There’s no turning back once you’ve achieved fitness

Living Well: a column about fitness, motivation and how to feel better about yourself.

I grew up in Ashcroft. After high school I moved to Alberta and worked in the Oil Patch running chainsaw and surveying. I didn’t work out or “exercise” – as my job was so physical, I didn’t really need to. When my first child was born I got a job at a coal mine so I could be at home more often. In only two years my metabolism slowed right down, and I became overweight, lazy, and depressed.

I started my new job five years ago at Highland Valley Copper. With my new job, I wanted to make a big change in my lifestyle – to lose weight and feel better about myself. I figured I’d work out with weights at the gym for half an hour, and then go for a half hour run.

That was working really well. My metabolism was increasing, and I was feeling pretty good, but I needed to take a look at what I was eating.
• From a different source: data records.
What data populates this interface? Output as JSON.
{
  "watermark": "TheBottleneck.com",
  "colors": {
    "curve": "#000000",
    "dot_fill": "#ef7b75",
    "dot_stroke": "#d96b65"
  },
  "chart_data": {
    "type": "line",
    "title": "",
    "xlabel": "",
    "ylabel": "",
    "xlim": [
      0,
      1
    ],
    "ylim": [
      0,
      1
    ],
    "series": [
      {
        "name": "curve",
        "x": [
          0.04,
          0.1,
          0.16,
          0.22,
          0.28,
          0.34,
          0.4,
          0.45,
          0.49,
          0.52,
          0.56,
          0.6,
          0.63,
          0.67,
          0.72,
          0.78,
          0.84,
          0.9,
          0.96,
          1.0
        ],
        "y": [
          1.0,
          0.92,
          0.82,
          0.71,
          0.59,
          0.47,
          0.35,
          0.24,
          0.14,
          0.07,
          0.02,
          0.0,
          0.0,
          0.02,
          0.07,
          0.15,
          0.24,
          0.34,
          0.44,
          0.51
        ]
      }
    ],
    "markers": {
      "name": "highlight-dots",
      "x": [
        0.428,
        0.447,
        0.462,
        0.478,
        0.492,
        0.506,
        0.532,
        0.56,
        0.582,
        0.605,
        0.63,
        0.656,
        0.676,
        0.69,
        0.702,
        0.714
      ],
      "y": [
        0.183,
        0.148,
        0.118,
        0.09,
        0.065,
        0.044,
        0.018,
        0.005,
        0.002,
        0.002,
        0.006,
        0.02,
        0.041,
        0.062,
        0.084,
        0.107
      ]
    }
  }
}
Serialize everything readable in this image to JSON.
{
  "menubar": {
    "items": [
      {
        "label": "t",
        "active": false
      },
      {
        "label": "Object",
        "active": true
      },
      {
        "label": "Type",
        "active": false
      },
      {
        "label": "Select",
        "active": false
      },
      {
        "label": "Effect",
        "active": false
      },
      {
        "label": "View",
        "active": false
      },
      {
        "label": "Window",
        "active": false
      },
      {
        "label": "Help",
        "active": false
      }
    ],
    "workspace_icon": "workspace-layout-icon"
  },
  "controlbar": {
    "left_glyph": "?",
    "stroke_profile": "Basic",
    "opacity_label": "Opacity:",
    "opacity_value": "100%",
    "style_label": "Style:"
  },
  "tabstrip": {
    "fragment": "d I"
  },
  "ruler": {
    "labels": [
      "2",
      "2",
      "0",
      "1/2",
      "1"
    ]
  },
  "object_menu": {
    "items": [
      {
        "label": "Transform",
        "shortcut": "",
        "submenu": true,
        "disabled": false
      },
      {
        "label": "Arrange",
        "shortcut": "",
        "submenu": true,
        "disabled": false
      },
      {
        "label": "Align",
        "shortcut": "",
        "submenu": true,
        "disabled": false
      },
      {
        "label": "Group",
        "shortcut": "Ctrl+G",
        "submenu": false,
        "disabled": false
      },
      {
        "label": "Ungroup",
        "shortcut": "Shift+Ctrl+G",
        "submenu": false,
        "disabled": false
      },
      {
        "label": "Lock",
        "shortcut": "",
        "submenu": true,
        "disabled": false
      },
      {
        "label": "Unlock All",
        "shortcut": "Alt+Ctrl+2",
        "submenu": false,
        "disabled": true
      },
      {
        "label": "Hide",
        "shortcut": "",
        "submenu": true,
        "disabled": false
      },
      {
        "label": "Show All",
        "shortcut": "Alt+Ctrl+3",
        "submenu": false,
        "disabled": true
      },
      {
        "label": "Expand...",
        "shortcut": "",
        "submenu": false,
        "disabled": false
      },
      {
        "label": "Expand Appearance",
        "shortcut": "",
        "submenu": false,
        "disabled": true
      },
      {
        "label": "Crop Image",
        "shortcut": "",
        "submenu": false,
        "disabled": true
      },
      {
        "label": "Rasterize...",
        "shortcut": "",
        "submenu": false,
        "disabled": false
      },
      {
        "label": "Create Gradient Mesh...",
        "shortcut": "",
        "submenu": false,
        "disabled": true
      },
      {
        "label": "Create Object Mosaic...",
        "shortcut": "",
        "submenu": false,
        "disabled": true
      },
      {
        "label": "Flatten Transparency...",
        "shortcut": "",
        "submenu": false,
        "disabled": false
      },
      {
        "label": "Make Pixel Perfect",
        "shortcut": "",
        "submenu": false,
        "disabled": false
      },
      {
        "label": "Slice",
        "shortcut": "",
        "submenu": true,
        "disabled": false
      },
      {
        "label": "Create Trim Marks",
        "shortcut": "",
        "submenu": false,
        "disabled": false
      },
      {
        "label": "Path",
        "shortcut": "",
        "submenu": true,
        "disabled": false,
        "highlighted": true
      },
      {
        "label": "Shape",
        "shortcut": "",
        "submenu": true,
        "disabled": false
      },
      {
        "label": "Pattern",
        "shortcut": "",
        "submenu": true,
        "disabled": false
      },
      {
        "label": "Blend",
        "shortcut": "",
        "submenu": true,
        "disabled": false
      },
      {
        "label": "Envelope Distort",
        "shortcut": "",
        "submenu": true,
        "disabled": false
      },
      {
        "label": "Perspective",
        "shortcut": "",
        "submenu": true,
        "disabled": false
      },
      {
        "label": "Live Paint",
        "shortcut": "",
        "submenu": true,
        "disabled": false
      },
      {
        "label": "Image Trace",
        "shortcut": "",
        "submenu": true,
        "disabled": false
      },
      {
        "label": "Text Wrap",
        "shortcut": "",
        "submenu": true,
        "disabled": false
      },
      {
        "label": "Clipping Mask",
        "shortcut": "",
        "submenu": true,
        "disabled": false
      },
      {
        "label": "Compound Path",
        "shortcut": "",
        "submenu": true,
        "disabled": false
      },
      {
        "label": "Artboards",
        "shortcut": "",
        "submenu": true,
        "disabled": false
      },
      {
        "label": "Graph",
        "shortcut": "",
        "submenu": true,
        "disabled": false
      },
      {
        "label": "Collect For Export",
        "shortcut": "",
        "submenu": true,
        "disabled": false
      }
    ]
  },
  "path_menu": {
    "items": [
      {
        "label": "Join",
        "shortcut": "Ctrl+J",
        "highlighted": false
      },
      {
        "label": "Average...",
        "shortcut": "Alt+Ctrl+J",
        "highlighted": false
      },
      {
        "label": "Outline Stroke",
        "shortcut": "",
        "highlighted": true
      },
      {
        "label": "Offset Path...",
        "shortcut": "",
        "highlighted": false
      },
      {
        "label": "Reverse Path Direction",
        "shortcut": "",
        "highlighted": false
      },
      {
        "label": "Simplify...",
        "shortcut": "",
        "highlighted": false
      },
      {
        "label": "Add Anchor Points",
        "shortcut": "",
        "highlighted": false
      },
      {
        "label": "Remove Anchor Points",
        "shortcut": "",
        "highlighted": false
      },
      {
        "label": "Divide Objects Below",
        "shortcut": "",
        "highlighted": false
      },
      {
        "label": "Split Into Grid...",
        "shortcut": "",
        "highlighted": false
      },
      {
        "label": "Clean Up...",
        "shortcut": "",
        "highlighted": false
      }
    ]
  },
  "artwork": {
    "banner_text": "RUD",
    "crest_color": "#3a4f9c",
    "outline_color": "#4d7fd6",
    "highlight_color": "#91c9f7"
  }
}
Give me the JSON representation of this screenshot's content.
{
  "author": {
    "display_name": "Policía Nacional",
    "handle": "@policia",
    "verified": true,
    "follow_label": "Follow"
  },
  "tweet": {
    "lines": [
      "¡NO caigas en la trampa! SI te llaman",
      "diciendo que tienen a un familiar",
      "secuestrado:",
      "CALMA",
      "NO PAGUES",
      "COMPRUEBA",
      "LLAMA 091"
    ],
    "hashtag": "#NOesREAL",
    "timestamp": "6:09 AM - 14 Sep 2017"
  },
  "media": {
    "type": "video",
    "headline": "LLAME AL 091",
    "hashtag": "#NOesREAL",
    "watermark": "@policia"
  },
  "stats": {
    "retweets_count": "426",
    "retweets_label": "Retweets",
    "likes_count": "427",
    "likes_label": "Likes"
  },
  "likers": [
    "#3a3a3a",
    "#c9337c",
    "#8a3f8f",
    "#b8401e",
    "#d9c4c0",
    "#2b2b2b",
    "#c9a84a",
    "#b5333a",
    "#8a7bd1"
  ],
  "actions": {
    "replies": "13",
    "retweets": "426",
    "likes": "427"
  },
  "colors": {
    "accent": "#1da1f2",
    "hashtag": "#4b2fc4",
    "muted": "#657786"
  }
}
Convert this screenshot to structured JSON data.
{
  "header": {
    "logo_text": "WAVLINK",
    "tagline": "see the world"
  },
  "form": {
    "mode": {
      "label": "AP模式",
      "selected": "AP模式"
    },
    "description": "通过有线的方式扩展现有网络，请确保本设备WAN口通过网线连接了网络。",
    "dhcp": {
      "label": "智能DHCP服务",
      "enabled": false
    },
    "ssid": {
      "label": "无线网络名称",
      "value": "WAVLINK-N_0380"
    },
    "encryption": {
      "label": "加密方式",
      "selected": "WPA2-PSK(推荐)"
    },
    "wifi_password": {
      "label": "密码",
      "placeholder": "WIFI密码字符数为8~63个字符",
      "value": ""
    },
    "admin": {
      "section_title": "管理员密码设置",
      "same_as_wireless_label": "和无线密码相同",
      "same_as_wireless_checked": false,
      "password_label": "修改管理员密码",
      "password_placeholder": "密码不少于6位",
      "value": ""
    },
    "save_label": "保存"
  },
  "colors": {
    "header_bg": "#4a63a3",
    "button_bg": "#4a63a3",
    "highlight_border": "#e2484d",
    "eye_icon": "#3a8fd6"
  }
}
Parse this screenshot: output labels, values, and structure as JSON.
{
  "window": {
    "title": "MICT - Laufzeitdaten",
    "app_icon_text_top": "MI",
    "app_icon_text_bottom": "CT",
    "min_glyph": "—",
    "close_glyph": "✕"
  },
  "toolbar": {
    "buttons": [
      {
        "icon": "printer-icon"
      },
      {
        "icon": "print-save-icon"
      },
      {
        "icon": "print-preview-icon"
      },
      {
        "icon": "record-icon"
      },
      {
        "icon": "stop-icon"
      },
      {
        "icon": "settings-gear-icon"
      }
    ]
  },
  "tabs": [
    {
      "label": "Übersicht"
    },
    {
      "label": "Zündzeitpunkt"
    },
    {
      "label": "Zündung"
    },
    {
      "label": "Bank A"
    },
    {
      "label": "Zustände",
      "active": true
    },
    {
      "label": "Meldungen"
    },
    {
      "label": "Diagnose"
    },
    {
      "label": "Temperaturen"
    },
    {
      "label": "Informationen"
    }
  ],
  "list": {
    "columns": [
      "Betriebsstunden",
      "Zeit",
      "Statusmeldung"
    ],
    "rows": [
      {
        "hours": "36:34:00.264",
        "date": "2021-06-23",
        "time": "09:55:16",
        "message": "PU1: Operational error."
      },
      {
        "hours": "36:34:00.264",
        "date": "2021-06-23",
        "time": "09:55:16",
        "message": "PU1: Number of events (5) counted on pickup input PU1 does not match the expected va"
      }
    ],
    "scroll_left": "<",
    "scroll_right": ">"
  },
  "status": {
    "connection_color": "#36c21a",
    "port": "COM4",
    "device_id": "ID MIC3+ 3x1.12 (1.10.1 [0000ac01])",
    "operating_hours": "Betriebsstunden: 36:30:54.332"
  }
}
I was a candy junkie, so I eliminated sugar from my diet. I read that it takes about 10 days for the sugar cravings to go away. That’s about how long it took, and I felt great.

Two years after doing my daily weights and running routine, I entered a 10 km running race in Kamloops. My goal was to cross the finish line without having to walk. I was ecstatic after accomplishing my goal. I loved being around hundreds of people who were a lot like me, just trying to stay in shape and feel as young as they could. Everyone had so much vibrant energy.

I bought a road racing bicycle shortly after that race and started cycling as well as running. Then one day I decided I’d like to try doing a triathlon. A triathlon is a race that combines swimming, bicycling, then running. My wife said, “but you’ll have to swim, you don’t know how to swim!” I learned how to swim and completed the triathlon. I was hooked. Triathlons were awesome, the people were so fit and I wanted to be a Triathlete. Since that day three years ago, I have raced in over 20 triathlons, marathons, some bicycle races, and ran many shorter distance trail races. My training now always has two purposes – to stay fit, and to finish as well as I can in the next race coming up.

I will be writing a monthly column in The Journal regarding topics such as fitness, motivation, nutrition, weight loss, training, and basically just how to feel better about yourself.

Wayne Little